Manchester, NH 03103
Percutaneous Coronary Intervention (PCI) is a procedure used to open blocked coronary arteries using angioplasty and stent implantation during a heart attack. The procedure is performed in the cardiac catheterization laboratory on an emergency basis. Once a blocked coronary artery has been located after a cardiac catheterization, a small wire is advanced into the artery and past the blockage. Then, over this wire, a balloon catheter is advanced and the balloon is inflated. By inflating the balloon, the blockage is opened.
A stent is a small metal mesh tube that is secured to a balloon at the end of a delivery catheter. This may also be implanted if your cardiologist determines that it is needed. Once the stent is placed exactly over the blockage, the balloon is inflated, expanding the stent into the wall of the artery. When the balloon is deflated, the stent remains in place permanently. Over time, the lining of the artery wall will grow around the stent as the stent continues to support the vessel.
Elliot Hospital has established relationships with area ambulance services to allow for transmission of electrocardiograms from the ambulance prior to arrival in the Emergency Department. This allows for early activation of the cardiac cath lab team, resulting in quicker transport to the cath lab for this procedure.

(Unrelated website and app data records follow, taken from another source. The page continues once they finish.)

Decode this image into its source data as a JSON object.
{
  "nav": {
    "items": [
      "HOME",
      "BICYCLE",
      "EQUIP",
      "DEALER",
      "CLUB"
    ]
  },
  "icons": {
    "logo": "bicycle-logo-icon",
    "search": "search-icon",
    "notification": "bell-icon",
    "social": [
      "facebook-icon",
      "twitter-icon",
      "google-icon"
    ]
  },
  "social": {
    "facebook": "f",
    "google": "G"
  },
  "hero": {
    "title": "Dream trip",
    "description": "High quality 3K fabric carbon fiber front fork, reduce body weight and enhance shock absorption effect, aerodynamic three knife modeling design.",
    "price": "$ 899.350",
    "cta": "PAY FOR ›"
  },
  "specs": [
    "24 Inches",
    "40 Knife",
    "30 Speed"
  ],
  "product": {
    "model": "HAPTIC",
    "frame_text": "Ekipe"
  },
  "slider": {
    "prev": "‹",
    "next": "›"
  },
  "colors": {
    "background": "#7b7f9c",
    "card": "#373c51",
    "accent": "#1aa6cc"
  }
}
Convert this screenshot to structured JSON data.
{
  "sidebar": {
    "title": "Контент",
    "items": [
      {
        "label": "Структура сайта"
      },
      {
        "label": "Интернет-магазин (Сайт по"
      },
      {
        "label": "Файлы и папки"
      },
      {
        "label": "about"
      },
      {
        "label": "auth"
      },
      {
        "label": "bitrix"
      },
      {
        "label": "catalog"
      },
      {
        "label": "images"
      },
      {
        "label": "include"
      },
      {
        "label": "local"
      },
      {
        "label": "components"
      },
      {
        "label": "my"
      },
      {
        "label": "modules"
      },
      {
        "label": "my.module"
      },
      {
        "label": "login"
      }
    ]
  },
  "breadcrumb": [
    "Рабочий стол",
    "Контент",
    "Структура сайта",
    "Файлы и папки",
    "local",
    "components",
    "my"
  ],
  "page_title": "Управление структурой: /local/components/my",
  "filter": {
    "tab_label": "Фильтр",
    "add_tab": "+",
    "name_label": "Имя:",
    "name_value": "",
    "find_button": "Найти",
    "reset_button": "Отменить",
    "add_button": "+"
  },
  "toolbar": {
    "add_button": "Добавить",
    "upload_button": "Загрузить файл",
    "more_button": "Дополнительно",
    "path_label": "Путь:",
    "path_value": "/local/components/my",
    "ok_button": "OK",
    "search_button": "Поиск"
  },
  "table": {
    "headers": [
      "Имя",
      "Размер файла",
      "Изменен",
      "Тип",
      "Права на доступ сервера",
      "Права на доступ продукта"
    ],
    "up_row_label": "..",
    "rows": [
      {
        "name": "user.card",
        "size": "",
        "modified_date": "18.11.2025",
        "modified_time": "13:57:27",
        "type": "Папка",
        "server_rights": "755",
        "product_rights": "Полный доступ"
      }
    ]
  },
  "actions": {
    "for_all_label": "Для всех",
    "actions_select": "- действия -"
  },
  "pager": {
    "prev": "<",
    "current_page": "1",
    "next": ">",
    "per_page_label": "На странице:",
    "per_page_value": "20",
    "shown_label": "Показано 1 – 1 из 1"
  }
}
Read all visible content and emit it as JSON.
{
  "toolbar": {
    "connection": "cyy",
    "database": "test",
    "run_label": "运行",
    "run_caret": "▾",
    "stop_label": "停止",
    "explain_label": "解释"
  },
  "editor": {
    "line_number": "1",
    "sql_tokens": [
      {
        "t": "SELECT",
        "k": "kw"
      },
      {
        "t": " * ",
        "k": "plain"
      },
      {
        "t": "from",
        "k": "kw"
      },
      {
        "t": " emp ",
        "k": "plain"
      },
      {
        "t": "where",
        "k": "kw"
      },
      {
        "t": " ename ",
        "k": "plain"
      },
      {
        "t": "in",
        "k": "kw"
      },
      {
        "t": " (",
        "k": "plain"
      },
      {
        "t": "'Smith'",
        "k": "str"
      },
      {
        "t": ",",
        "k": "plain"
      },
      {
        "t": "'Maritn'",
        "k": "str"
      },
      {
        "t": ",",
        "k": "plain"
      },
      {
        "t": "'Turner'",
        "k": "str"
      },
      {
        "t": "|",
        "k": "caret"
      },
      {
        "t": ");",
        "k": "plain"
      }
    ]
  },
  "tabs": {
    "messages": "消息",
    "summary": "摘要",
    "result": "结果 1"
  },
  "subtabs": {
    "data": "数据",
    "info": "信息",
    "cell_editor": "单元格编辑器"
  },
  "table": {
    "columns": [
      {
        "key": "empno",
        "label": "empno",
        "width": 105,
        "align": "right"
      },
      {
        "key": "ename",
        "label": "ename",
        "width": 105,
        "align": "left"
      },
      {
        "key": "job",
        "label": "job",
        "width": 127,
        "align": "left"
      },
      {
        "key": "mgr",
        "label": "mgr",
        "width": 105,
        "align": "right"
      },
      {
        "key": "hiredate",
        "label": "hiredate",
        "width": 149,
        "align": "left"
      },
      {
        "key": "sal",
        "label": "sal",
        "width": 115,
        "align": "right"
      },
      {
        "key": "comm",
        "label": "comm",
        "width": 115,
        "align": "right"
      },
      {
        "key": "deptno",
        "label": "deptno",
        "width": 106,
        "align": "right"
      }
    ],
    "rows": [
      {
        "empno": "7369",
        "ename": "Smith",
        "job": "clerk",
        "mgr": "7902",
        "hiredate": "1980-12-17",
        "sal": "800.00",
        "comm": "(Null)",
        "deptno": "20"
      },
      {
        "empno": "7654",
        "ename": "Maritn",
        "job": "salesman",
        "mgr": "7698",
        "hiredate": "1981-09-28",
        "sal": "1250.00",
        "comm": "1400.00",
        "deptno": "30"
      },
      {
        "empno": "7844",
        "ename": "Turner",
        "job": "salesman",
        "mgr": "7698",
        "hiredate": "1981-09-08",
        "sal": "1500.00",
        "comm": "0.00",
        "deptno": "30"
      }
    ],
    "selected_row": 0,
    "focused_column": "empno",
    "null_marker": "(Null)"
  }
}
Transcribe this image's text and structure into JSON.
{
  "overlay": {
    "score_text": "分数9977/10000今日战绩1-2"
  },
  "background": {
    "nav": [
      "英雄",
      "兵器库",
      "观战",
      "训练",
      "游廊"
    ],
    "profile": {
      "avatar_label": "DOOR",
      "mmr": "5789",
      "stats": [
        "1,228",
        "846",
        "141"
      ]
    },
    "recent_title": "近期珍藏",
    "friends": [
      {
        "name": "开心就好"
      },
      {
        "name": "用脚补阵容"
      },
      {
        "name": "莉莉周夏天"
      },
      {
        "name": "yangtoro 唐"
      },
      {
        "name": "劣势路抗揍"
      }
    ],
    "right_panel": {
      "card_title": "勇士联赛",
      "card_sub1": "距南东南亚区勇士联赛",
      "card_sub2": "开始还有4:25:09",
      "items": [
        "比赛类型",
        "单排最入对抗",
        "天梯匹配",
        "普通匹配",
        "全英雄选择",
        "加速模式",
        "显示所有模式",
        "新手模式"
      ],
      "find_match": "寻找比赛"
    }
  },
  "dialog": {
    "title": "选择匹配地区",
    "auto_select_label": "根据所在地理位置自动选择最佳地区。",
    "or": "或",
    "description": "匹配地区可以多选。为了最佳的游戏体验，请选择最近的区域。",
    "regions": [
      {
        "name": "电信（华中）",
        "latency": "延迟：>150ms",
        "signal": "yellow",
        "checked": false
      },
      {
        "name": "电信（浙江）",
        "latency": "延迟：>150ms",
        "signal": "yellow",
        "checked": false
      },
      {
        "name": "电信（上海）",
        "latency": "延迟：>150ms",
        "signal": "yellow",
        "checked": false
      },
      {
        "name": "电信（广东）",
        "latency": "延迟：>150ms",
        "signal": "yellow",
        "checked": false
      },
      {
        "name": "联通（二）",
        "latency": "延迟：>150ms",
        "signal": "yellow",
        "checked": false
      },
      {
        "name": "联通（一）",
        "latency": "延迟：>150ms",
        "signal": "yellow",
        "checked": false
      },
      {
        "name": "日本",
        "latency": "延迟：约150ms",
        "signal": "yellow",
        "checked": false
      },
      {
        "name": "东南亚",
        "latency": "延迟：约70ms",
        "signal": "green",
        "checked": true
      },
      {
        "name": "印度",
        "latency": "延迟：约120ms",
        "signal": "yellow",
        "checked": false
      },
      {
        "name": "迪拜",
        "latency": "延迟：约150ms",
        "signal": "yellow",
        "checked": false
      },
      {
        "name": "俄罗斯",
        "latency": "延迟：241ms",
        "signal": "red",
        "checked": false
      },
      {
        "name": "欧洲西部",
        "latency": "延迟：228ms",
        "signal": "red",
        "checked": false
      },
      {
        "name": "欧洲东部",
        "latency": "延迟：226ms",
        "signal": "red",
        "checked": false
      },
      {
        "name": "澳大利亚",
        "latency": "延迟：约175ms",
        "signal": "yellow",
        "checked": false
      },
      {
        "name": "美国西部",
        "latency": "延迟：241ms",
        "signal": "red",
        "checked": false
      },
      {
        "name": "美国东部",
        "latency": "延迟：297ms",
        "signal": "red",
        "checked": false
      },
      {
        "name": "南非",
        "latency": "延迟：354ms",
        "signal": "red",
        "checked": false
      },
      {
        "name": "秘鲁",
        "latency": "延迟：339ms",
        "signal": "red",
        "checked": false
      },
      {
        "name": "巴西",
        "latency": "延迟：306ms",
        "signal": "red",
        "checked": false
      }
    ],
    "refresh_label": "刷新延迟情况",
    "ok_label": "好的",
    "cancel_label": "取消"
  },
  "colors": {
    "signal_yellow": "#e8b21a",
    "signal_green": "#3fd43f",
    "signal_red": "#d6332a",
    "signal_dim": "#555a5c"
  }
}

After discharge from the hospital, you may need assistance with changes in lifestyle (i.e. smoking cessation, increasing physical activity and improving diet). You will most likely need to take Plavix® for a few months after discharge if a stent has been implanted to prevent artery closure. You may also be prescribed aspirin, cholesterol lowering agents and other medications as determined by your cardiologist. You will require follow-up with the cardiologist to check medication and lifestyle changes.